- Dataset records:
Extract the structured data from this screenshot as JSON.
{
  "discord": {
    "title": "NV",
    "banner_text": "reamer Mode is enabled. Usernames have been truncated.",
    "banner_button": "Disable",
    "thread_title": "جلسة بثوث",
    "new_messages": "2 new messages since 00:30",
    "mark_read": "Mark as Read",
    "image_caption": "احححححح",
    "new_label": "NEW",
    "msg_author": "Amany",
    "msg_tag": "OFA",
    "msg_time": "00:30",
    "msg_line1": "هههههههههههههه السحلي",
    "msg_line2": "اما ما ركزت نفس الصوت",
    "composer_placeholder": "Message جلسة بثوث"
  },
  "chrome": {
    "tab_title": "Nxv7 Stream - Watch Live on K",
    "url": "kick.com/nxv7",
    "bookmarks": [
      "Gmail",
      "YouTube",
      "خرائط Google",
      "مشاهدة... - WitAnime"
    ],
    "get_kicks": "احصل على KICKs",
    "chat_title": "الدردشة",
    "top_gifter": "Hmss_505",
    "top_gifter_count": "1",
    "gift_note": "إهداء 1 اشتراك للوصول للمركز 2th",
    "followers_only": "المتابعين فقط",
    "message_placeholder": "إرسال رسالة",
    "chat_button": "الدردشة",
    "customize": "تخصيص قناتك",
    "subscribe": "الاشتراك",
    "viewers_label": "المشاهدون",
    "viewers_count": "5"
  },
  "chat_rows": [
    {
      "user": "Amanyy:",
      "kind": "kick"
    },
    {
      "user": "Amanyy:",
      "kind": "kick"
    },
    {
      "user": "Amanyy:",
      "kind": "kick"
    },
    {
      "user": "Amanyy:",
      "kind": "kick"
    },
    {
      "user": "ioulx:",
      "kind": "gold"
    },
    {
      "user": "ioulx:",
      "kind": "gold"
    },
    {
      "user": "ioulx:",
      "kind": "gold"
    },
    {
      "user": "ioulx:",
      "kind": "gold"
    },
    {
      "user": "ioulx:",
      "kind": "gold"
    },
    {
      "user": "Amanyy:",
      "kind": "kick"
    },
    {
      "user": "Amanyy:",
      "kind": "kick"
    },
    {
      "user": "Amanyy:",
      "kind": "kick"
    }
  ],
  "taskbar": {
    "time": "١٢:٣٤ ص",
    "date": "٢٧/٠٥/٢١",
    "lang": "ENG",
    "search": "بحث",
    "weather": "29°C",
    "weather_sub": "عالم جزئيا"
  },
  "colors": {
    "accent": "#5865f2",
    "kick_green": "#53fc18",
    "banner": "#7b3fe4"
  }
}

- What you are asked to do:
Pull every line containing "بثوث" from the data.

- Response for this exercise:
    "thread_title": "جلسة بثوث",
    "composer_placeholder": "Message جلسة بثوث"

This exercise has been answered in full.